In today’s anti‐trade environment, being U.S. Trade Representative is particularly challenging. There is no shortage of industry groups that would prefer a more highly protected U.S. market. On the other hand, those who would be hurt by protectionism are likely to find it difficult to come to Washington to argue against new tariffs. A key responsibility of the USTR is to guard against requests that don’t serve the broad public interest.
Three groups stand to suffer from import restrictions. First, ordinary citizens who search for bargains tend to spend a relatively high percentage of their incomes on imported goods. Basic items such as shoes, shirts, cell phones, coffee, and bananas come primarily from overseas. Import tariffs quickly would lower the living standards of all consumers, especially shoppers at mass‐market retailers.
Second, many exporting businesses have been hurt by foreign retaliation against U.S. policies that restrict trade. In 2009, Mexico appropriately retaliated against the United States for its refusal to implement the cross‐border trucking agreement that had been included in the North American Free Trade Agreement (NAFTA). In 2011, when the dispute finally was resolved, 99 U.S. products with an annual export value of over $2 billion had been hit with Mexican tariffs. Those goods ranged from foods to books to washing machines. Many U.S. exporters suffered in response to Washington’s effort to appease truckers. In the event of a trade dispute, any country that is a major buyer of American products is in a position to inflict similar damage.
Third, half of all imports into the United States are used as inputs by U.S. manufacturers. Any action that restricts imports of those items would undermine the competitiveness of American factories. For instance, consider import restrictions on steel. Anti‐dumping and countervailing duty (AD/CVD) measures have been imposed against imports of a wide variety of steel products, thus raising costs and disadvantaging American steel users relative to firms in other countries. This policy favors U.S. steel mills at the expense of downstream manufacturers, which might seem at first to be a reasonable tradeoff. One side gains, while the other side is hurt. It’s an example of picking winners and losers, but at least it’s balanced, right? Well, wrong.
Iron and steel mills employed about 140,000 people and generated $36 billion in value added to the U.S. economy in 2015. Manufacturers that use steel as an input employed 6.5 million workers and produced economic value added of $1.04 trillion. So steel‐consuming manufacturers employ 46 times more people and add 29 times more value to the economy than do steel mills. In other words, a really large portion of the economy stands to lose a lot from efforts to protect the modest‐size steel sector.
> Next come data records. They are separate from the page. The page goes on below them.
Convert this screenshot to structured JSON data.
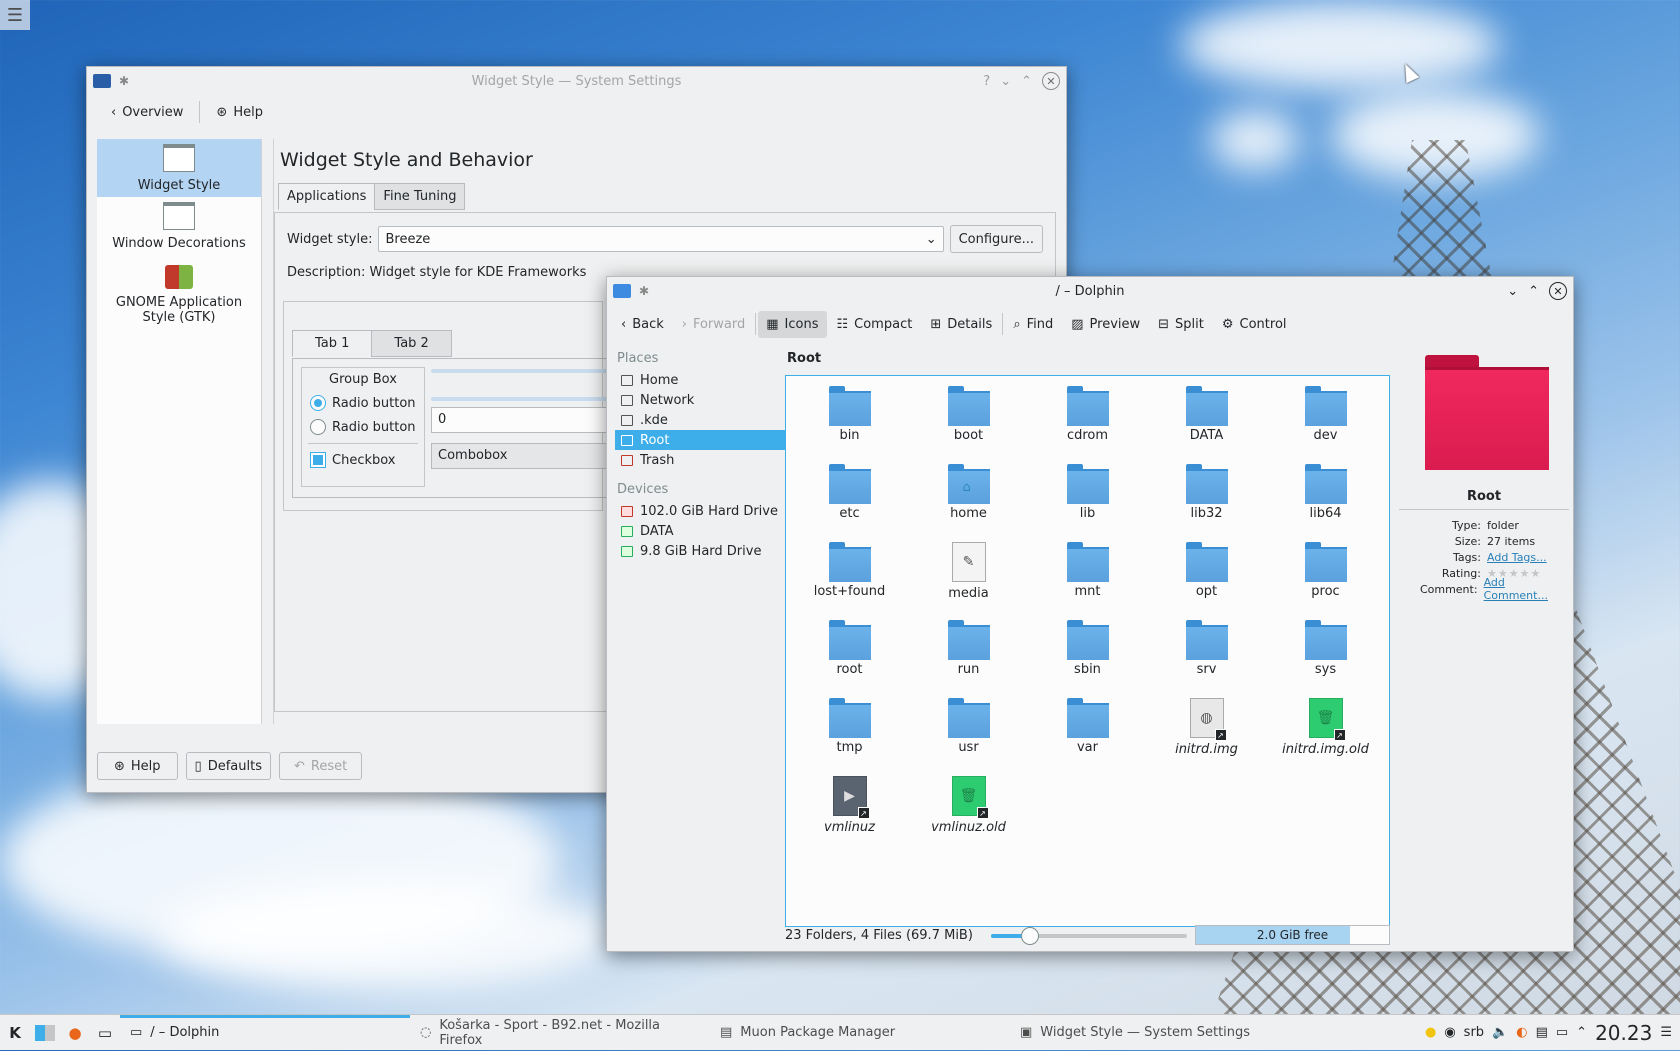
{
  "desktop": {
    "menu_glyph": "☰"
  },
  "settings_window": {
    "title": "Widget Style — System Settings",
    "toolbar": {
      "overview": "Overview",
      "help": "Help"
    },
    "sidebar": [
      {
        "label": "Widget Style"
      },
      {
        "label": "Window Decorations"
      },
      {
        "label": "GNOME Application Style (GTK)"
      }
    ],
    "heading": "Widget Style and Behavior",
    "tabs": [
      "Applications",
      "Fine Tuning"
    ],
    "widget_style_label": "Widget style:",
    "widget_style_value": "Breeze",
    "configure_label": "Configure...",
    "description": "Description: Widget style for KDE Frameworks",
    "preview": {
      "tabs": [
        "Tab 1",
        "Tab 2"
      ],
      "group_box": "Group Box",
      "radio1": "Radio button",
      "radio2": "Radio button",
      "checkbox": "Checkbox",
      "spin_value": "0",
      "combobox": "Combobox"
    },
    "bottom_buttons": {
      "help": "Help",
      "defaults": "Defaults",
      "reset": "Reset"
    }
  },
  "dolphin": {
    "title": "/ – Dolphin",
    "toolbar": {
      "back": "Back",
      "forward": "Forward",
      "icons": "Icons",
      "compact": "Compact",
      "details": "Details",
      "find": "Find",
      "preview": "Preview",
      "split": "Split",
      "control": "Control"
    },
    "places_heading": "Places",
    "places": [
      {
        "label": "Home",
        "selected": false
      },
      {
        "label": "Network",
        "selected": false
      },
      {
        "label": ".kde",
        "selected": false
      },
      {
        "label": "Root",
        "selected": true
      },
      {
        "label": "Trash",
        "selected": false
      }
    ],
    "devices_heading": "Devices",
    "devices": [
      {
        "label": "102.0 GiB Hard Drive"
      },
      {
        "label": "DATA"
      },
      {
        "label": "9.8 GiB Hard Drive"
      }
    ],
    "breadcrumb": "Root",
    "files": [
      {
        "name": "bin",
        "kind": "folder"
      },
      {
        "name": "boot",
        "kind": "folder"
      },
      {
        "name": "cdrom",
        "kind": "folder"
      },
      {
        "name": "DATA",
        "kind": "folder"
      },
      {
        "name": "dev",
        "kind": "folder"
      },
      {
        "name": "etc",
        "kind": "folder"
      },
      {
        "name": "home",
        "kind": "home"
      },
      {
        "name": "lib",
        "kind": "folder"
      },
      {
        "name": "lib32",
        "kind": "folder"
      },
      {
        "name": "lib64",
        "kind": "folder"
      },
      {
        "name": "lost+found",
        "kind": "folder"
      },
      {
        "name": "media",
        "kind": "media"
      },
      {
        "name": "mnt",
        "kind": "folder"
      },
      {
        "name": "opt",
        "kind": "folder"
      },
      {
        "name": "proc",
        "kind": "folder"
      },
      {
        "name": "root",
        "kind": "folder"
      },
      {
        "name": "run",
        "kind": "folder"
      },
      {
        "name": "sbin",
        "kind": "folder"
      },
      {
        "name": "srv",
        "kind": "folder"
      },
      {
        "name": "sys",
        "kind": "folder"
      },
      {
        "name": "tmp",
        "kind": "folder"
      },
      {
        "name": "usr",
        "kind": "folder"
      },
      {
        "name": "var",
        "kind": "folder"
      },
      {
        "name": "initrd.img",
        "kind": "link-gray"
      },
      {
        "name": "initrd.img.old",
        "kind": "link-green"
      },
      {
        "name": "vmlinuz",
        "kind": "link-dark"
      },
      {
        "name": "vmlinuz.old",
        "kind": "link-green"
      }
    ],
    "info": {
      "name": "Root",
      "rows": [
        {
          "k": "Type:",
          "v": "folder",
          "link": false
        },
        {
          "k": "Size:",
          "v": "27 items",
          "link": false
        },
        {
          "k": "Tags:",
          "v": "Add Tags...",
          "link": true
        },
        {
          "k": "Rating:",
          "v": "★★★★★",
          "stars": true
        },
        {
          "k": "Comment:",
          "v": "Add Comment...",
          "link": true
        }
      ]
    },
    "status_text": "23 Folders, 4 Files (69.7 MiB)",
    "zoom_fraction": 0.2,
    "free_space": "2.0 GiB free",
    "used_fraction": 0.8
  },
  "taskbar": {
    "tasks": [
      {
        "label": "/ – Dolphin",
        "active": true
      },
      {
        "label": "Košarka - Sport - B92.net - Mozilla Firefox",
        "active": false
      },
      {
        "label": "Muon Package Manager",
        "active": false
      },
      {
        "label": "Widget Style — System Settings",
        "active": false
      }
    ],
    "keyboard_layout": "srb",
    "clock": "20.23"
  }
}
The incoming U.S. Trade Representative must seek to avoid missteps in our nation’s trade policy. Import restrictions easily could cause greater economic welfare losses at home than any set of adverse policies implemented by foreign countries. The best way to achieve “higher living standards for families, farmers, manufacturers, workers, consumers, and businesses” is for the USTR to be an active advocate on behalf of those who would be hurt by protectionism.